DATA TO PROCESS Start Marker

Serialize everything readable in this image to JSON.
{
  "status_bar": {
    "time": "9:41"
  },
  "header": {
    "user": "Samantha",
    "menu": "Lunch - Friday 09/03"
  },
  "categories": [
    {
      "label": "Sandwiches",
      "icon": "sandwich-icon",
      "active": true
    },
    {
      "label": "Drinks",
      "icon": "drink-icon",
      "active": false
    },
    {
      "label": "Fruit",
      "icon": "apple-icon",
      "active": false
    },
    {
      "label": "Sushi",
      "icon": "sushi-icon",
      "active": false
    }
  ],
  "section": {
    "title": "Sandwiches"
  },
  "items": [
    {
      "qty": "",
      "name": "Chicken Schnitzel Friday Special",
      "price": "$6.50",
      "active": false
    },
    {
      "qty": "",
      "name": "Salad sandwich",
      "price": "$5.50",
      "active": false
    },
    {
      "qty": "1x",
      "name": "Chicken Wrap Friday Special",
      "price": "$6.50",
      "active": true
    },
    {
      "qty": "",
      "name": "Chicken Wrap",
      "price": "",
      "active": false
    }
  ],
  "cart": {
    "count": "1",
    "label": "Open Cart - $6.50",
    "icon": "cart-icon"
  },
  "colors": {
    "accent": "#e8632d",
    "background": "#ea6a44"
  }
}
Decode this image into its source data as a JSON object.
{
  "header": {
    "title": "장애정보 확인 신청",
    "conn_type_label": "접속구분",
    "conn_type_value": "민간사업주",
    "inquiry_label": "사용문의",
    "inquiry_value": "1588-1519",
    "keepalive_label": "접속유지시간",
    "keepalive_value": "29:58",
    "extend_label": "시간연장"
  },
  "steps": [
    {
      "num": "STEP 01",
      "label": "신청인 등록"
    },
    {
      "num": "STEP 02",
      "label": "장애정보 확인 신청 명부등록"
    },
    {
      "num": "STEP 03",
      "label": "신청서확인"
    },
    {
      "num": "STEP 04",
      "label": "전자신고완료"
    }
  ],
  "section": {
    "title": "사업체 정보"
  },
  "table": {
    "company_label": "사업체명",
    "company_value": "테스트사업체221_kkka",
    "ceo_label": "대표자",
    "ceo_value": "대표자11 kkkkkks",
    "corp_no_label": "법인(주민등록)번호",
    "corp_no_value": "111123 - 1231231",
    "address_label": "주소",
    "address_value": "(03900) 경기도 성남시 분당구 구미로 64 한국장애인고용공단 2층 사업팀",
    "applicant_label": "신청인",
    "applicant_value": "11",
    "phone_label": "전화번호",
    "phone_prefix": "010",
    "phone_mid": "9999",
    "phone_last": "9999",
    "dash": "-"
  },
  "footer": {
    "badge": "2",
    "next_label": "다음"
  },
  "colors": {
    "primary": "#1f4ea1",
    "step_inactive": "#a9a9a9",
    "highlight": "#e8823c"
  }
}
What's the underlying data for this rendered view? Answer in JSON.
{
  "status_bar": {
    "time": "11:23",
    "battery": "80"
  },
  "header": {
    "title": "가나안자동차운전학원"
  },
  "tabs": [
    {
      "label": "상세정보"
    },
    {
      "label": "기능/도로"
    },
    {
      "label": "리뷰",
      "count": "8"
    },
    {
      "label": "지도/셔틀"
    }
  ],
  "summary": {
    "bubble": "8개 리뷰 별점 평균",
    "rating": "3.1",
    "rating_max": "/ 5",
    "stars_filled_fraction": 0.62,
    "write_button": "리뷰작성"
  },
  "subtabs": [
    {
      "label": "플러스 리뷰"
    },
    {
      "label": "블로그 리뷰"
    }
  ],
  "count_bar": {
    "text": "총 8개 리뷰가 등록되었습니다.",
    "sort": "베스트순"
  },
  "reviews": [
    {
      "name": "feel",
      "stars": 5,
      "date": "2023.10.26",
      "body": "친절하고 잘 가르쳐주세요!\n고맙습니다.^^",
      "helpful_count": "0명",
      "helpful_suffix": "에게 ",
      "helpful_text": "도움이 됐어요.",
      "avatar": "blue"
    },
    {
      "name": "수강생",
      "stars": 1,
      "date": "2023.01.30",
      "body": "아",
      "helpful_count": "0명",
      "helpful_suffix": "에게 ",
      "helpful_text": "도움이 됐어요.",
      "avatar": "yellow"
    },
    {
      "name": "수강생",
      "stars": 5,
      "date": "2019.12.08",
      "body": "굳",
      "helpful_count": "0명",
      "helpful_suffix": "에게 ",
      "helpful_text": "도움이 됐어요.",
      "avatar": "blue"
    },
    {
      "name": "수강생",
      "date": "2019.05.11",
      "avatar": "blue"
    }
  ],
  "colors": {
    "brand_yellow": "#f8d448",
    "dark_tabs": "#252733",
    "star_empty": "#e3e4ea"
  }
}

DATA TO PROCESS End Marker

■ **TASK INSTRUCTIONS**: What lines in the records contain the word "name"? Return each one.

■ **SOLUTION BELOW**:
      "name": "Chicken Schnitzel Friday Special",
      "name": "Salad sandwich",
      "name": "Chicken Wrap Friday Special",
      "name": "Chicken Wrap",
      "name": "feel",
      "name": "수강생",
      "name": "수강생",
      "name": "수강생",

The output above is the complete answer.